═══ Recorded information
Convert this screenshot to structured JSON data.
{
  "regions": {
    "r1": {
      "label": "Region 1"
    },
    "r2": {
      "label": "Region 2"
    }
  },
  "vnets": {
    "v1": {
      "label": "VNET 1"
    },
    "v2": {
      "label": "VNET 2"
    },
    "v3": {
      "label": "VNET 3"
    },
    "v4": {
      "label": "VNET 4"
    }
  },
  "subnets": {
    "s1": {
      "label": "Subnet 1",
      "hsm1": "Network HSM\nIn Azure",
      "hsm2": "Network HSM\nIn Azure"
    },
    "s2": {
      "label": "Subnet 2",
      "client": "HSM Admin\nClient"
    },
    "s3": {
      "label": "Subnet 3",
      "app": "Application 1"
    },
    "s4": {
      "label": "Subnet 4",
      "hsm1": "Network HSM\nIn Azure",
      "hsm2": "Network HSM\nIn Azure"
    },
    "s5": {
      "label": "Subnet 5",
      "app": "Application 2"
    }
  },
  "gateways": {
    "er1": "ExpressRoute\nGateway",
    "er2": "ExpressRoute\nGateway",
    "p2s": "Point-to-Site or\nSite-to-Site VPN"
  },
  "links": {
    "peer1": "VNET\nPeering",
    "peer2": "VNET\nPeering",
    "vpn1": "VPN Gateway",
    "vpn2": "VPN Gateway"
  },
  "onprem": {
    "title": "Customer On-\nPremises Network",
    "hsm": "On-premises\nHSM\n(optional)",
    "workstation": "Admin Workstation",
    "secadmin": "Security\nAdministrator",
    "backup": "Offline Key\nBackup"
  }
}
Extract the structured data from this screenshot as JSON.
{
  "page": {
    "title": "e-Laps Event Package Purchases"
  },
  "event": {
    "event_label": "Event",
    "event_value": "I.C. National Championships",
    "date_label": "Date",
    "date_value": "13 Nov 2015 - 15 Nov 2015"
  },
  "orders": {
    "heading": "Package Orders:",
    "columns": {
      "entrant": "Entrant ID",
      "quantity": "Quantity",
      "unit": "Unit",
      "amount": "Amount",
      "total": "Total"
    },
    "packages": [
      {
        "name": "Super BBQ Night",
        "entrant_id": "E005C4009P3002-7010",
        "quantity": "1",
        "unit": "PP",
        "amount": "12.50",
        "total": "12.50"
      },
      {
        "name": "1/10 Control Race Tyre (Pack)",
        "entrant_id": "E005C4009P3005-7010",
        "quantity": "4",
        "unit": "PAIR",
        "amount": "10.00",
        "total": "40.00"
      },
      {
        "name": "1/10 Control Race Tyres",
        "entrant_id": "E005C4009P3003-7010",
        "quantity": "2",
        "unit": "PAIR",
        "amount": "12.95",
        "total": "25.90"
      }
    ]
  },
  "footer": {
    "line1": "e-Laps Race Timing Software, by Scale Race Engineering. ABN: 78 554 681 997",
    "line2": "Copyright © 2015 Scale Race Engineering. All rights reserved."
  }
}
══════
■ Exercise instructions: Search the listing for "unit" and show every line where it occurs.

■ Solved exercise:
      "unit": "Unit",
        "unit": "PP",
        "unit": "PAIR",
        "unit": "PAIR",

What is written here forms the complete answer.